What role do sustainability and ethics play within the vintage fashion world?
Vintage is, at its core, sustainable. This doesn’t mean that it’s exempt from the same problems as the rest of the fashion world. Textile waste is still an issue, particularly with items that are badly damaged.
We wanted to examine how we could stop these stunning garments from going to waste when they were no longer wearable, which spawned our Upcycled collections.
One of the biggest ethical dilemmas we face is vintage fur: does selling it advocate for and promote the use of real fur? In my opinion, no. Vintage fur was used at a time when synthetic alternatives were not available. I don’t support today’s fashion companies using fur but I don’t feel that reappropriating vintage fur items is a bad thing – after all, these would be sent to the landfill if we aren’t going to wear them.
What are your top vintage fashion trend predictions for 2018?
2018 is going to be a fun year for fashion. Doom and gloom in politics often results in novelty and vibrancy in the fashion world – and this seems set to continue.
1980s velvet will be around for the second half of the year, in rich jewel-toned colours.
1950s-1960s floral prints that are delicate and colourful will make an appearance during the warmer months and be paired with corduroy and autumnal denim separates.

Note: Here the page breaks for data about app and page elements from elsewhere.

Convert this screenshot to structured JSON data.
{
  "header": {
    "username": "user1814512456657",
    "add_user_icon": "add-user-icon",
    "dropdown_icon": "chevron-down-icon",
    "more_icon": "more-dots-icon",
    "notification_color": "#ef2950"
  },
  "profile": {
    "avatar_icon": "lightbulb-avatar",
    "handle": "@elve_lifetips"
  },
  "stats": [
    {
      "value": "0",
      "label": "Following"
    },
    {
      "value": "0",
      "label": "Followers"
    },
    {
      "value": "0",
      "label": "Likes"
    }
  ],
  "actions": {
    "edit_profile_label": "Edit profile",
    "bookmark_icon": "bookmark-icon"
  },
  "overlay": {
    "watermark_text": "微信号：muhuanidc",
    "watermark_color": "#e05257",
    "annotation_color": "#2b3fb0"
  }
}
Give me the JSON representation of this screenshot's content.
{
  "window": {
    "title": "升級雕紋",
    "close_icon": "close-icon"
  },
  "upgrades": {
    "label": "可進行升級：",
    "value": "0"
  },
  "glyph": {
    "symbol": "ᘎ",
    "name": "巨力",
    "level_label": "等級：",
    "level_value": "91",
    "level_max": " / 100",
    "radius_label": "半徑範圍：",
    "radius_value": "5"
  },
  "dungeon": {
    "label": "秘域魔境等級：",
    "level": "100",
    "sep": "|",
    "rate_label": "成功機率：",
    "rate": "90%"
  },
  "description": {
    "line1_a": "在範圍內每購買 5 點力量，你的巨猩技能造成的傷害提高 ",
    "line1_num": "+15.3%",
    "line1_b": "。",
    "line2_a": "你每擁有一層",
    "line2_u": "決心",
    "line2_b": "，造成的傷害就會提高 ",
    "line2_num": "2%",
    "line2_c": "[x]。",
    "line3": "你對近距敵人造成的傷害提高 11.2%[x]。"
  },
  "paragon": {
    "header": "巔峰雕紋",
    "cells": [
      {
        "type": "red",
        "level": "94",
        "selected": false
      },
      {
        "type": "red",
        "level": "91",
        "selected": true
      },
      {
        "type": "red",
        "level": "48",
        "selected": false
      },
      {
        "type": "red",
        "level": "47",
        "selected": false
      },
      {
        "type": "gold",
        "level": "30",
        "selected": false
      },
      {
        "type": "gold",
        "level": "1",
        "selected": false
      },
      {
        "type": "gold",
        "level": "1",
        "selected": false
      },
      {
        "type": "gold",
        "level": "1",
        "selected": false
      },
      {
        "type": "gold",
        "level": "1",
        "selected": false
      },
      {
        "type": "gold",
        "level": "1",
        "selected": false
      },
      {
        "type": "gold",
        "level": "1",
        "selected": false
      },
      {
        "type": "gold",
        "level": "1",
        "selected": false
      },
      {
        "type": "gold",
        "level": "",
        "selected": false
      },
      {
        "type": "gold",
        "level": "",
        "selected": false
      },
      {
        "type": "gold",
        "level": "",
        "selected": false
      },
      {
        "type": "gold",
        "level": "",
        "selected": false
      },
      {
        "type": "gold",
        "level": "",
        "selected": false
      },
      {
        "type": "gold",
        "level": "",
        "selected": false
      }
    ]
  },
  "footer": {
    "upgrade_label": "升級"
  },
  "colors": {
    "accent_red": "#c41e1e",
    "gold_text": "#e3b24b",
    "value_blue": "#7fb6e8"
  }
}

Statement belts – which were everywhere in the late 1980s and early 1990s – are also set for a comeback – big, metallic buckles over a classical day dress will be a great way to blend two eras
Are there vintage gems worth investing in?
So many! Certain designers will hold their value almost indefinitely: Chanel, Hermes, Pucci, Leonard Paris.
In terms of specific garments, I think everyone should have an elegant vintage coat (they were made to last, and made to be extremely warm so they’re both practical and pretty).
A vintage day dress (midi length, with a button-down front) is an item that will take you from work to cocktail do effortlessly.
Finally, having some fun vintage costume jewellery is a great way to update your outfits without breaking the bank. I personally hoard chunky chandelier earrings which I can add to any outfit to make it party-ready!
Your top tips for carrying off a retro inspired look?
- Don’t assume you have to stick to a period. Wearing everything 1950s can look dated – instead, blend vintage with modern to create a look that is entirely new!
- Pair a floaty dress with a puffy jacket and chunky heels for the ultimate street style look.
- Tuck a slogan t-shirt into a sleek vintage pencil skirt – classy meets casual!
- The trend for Chinoiserie and metallic embroidery looks fantastic with simple velvet separates – shop 1980s and 1990s ‘grunge’ style items and pair them with the classically elegant motifs to create something that’s wearable for your everyday.
And your favourite vintage fashion find ever?
I found a Leonard Paris leopard print midi dress at a sale held at Northumbria University – Leonard is a very rare designer to come across and it cost me all of £10!
Images: Marion Botella Photography